COVID-19: 122 men from single CRPF battalion in Delhi test positive; more results awaited
The number of COVID-19 personnel in a Delhi-based battalion of the Central Reserve Police Force, the country’s largest paramilitary, has risen to 122, officials said on Saturday
The number of COVID-19 personnel in a Delhi-based battalion of the Central Reserve Police Force, the country's largest paramilitary, has risen to 122, officials said on Saturday.
The men belong to the 31st battalion of the paramilitary, based in Mayur Vihar Phase-III area of the national capital, that has been entirely sealed after the huge numbers of the COVID-19 infection started building up over the last few days.
"A total of 122 troopers of this battalion have tested positive for the virus. Results for over 100 more are awaited," a senior official said.
The brighter side is that the maximum of these infected troopers are asymptomatic, he said.
The personnel are admitted to an isolation facility of the Delhi government at Mandoli.
Twelve troopers had tested positive on Friday and a 55-year-old Sub-Inspector of this unit had succumbed to the disease early this week.
These huge numbers in a single battalion (of over 1,000 troopers) has rung alarm bells in the establishment after it was found that "dichotomous" orders were issued to check the spread of COVID-19.
While the general order in the force was a mandatory quarantine of 14 days for personnel joining back the unit from leave or having suspected exposure to a coronavirus-infected person, CRPF officers said it recently came to light that the medical wing of the paramilitary issued a separate order in April stating that doctors and paramedics can be taken off the quarantine if they do not show any symptom after five days.
Officials have indicated that the primary source of the COVID-19 infection in this unit could be a constable (nursing assistant) who joined this battalion after finishing his leave period at his home in the NCR.
The jawan is posted in an another CRPF battalion deployed in Kupwara of Jammu-Kashmir and it is not clear as to how he contracted the infection. The family members of this jawan had also tested negative. It could be possible that some other asymptomatic personnel from the 31st battalion was the primary source of infection for the unit, they said.

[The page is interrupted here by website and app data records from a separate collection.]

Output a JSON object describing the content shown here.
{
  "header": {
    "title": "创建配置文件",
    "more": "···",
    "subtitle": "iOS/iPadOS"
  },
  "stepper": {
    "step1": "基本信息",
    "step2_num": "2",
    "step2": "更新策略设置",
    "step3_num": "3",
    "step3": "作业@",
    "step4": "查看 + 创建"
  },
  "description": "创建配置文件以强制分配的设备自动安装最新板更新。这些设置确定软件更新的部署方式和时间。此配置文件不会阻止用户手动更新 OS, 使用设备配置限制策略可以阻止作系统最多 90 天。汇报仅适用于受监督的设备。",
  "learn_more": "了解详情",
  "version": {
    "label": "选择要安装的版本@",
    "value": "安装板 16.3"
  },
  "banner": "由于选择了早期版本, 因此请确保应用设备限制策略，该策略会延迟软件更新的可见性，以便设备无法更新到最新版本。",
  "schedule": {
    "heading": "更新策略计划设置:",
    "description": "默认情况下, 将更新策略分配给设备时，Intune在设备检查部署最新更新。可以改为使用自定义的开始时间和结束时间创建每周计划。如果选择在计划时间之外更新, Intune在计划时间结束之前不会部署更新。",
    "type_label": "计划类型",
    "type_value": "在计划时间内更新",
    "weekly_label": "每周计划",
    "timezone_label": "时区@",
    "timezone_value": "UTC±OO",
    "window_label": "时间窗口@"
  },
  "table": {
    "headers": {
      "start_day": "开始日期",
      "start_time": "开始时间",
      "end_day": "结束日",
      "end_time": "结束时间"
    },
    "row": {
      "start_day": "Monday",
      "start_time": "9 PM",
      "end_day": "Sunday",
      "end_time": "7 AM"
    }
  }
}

The force is investigating all these angles apart from an instance where it was claimed that the nursing attendant was not kept under strict quarantine in the battalion camp leading to the spread of the infection.